The irreverent Reverend Billy C. Wirtz returns to the ArtsCenter in Carrboro this week, and it ain’t soon enough. We need healin’ and he’s the man with the music and the laughs.

What does Rev. Billy do to prepare for the show? To get his creative juices flowing, he’s busy Christmas week filling out a personal ad for the edgier-than-you’d-expect-with-a-name-like-that Bust magazine (

“You know where you describe yourself … I put SENSITIVE, CARING, HEAVILY TATTOOED AGNOSTIC SOUTHERN GENTLEMAN. Ya think that pretty well describes it?”

Yes, there is a God! And He, or someone working for Him or Her, told Billy to hit the road in 1982 as director of The First House of Polyester Worship and Horizontal Throbbing Teenage Desire. That was nine albums and a millennia of miles ago. If you’re new to Rev. Billy, he’s just one of the most interesting and entertaining artists you’ll ever meet. If you love American music, you’ll inevitably be drawn to some part of his work. Having recently signed on with artist-friendly blues label Blind Pig, he’s got a jolt of new energy in store for the congregation.

“Hightone Records … had me niched as a comedy and novelty artist–sort of the Rudy Ray Moore of Americana music … or … the Justin Wilson for the NPR set. I’ve taken rockabilly, traditional Chicago (blues) and New Orleans and gospel and a Red Sovine-type format and plugged my own style into ’em. I’m really looking forward to the new relationship with Blind Pig.”

Billy quickly got to the point about a “serious” record that set aside comedy a bit.

“I can’t tell you how many fans over the years–every gig, someone comes up and asks, “When are you going to put out a straight ahead, an album you’d entitle BUT SERIOUSLY, FOLKS type of release.”

“I’d include a good boogie-woogie by Camille Howard, like ‘X-Temporaneous Boogie’ … a great number.”

His afternoon coffee kicking in, Billy skewers Southern culture, pop culture and political culture.

“I’m writing ‘The Red State Rock.’ My point of view keeps changing. I think the people on the extreme left are as out of touch as the people on the extreme right.”

Serious or not, he’s staying true to his past, though.
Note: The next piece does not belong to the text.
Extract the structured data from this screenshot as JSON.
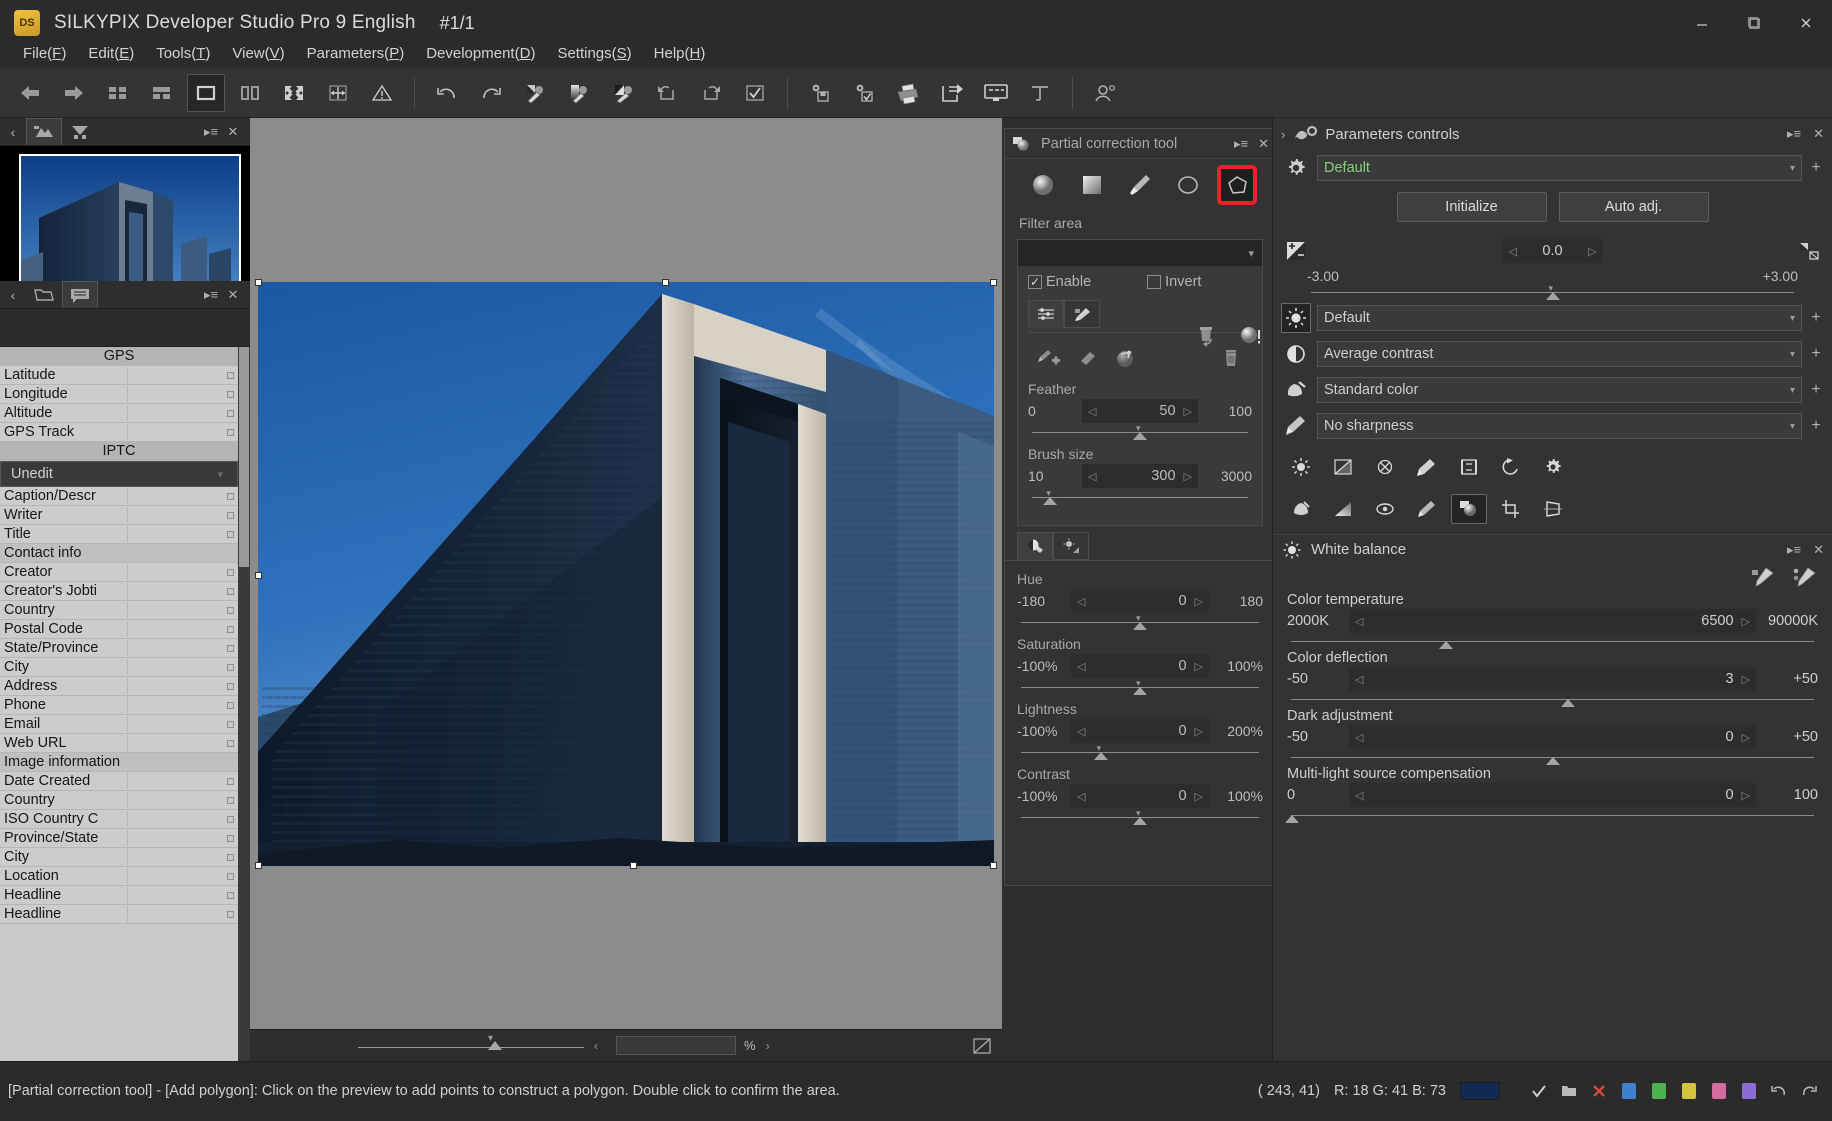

“I’m always going to play ‘Roberta’ and I’m always going to play ‘Mennonite Surf Party’ and I’m always going to have the best looking shoes.”

Rev. Billy C. Wirtz plays the ArtsCenter Saturday, Jan. 8 at 8 p.m. Tickets are $16.